District 5 County Commissioner Greg Atkinson said he recently met with Shelby County commissioners, who suggested moving the bridge about 2.5 miles north from the current location.
“Their thoughts were that it would work better and wouldn’t require as many road improvements if we moved it up from where we originally intended it,” Atkinson said. “Of course, that creates more costs on our side and more roads to improve and right-of-ways to acquire, but if that would make it easier for Shelby County to support, then we have to consider it.”
The intended location for the bridge runs from Talladega County Road 26 in Fayetteville to Shelby County Road 28 in Columbiana. While Talladega has supported the project for decades, Shelby County has remained uncertain about several feasibility issues pertaining to this location, which is at the site of the former McGowan-Perkins Ferry. According to previous statements from Shelby County Commission Chairman Lindsey Allison, County Road 28 is simply not compatible for the kind of heavy traffic and trucks the bridge would create.
“We’ve always said we didn’t mind if you built the bridge, but we do not have a funding source in order for (County Road 28) to be made safe,” Allison said last month.
Atkinson, who was unable to access the exact road the new location would cross, said he and others with the county are working to pinpoint costs, how much drive time would be saved and other factors involved in the relocation.
“Once we get the maps and other information together, I want to put it out there and let everybody see it and give us feedback,” Atkinson said. “Up until now, our efforts have been focused on the old location. If there is not support from the Shelby County side for us to move it, we really can’t do it. There has got to be an agreement on both sides.”
One potential problem with moving the bridge is that Talladega County’s earmarked funds for the project specify the previous location.

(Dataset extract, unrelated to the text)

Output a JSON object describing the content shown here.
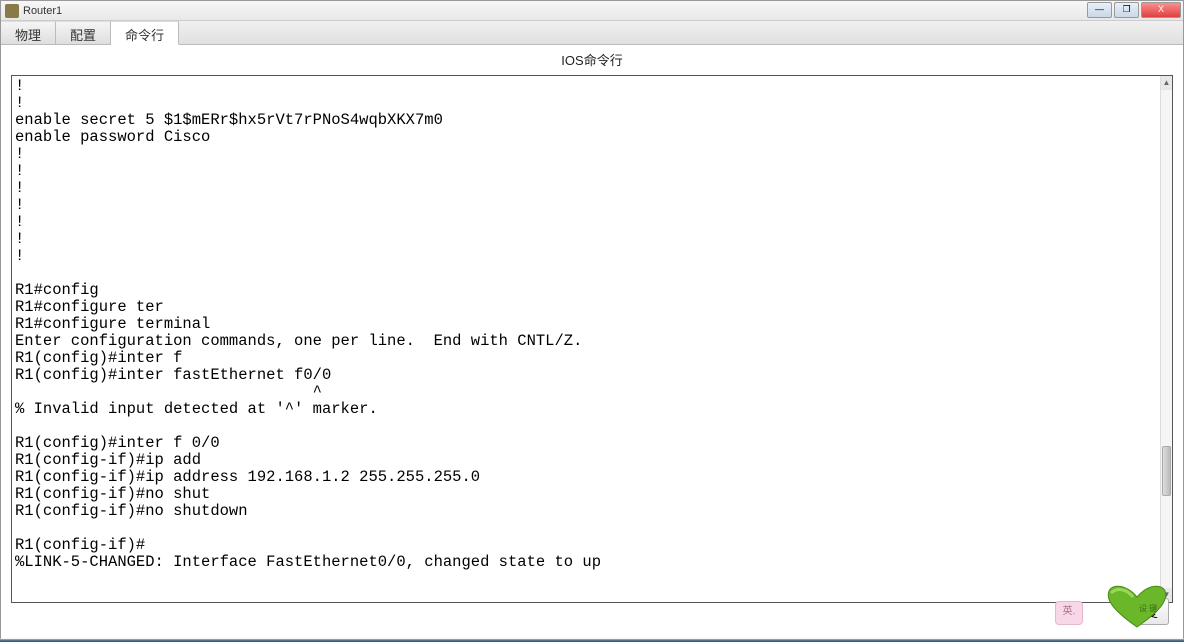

The special-use tax “bridge account” was passed by state legislature in 2000 and now holds $4.8 million.
“It would require an act of legislature, because the funds specifically state that location, but anything is possible as long as we get everybody on the same page,” Atkinson said.
He said they will make information collected on the bridge’s new location publicly available once it is prepared and hope to hold public meetings for community feedback.
“We want to get enough facts together for people to make an informed decision and tell us if this is a wise use of taxpayer money, which I believe it is,” Atkinson said.
The commission is in favor of the bridge because it would provide quicker access to a number of major roadways and also allow more opportunities for business and industry growth.
Contact Emily Adams at firstname.lastname@example.org.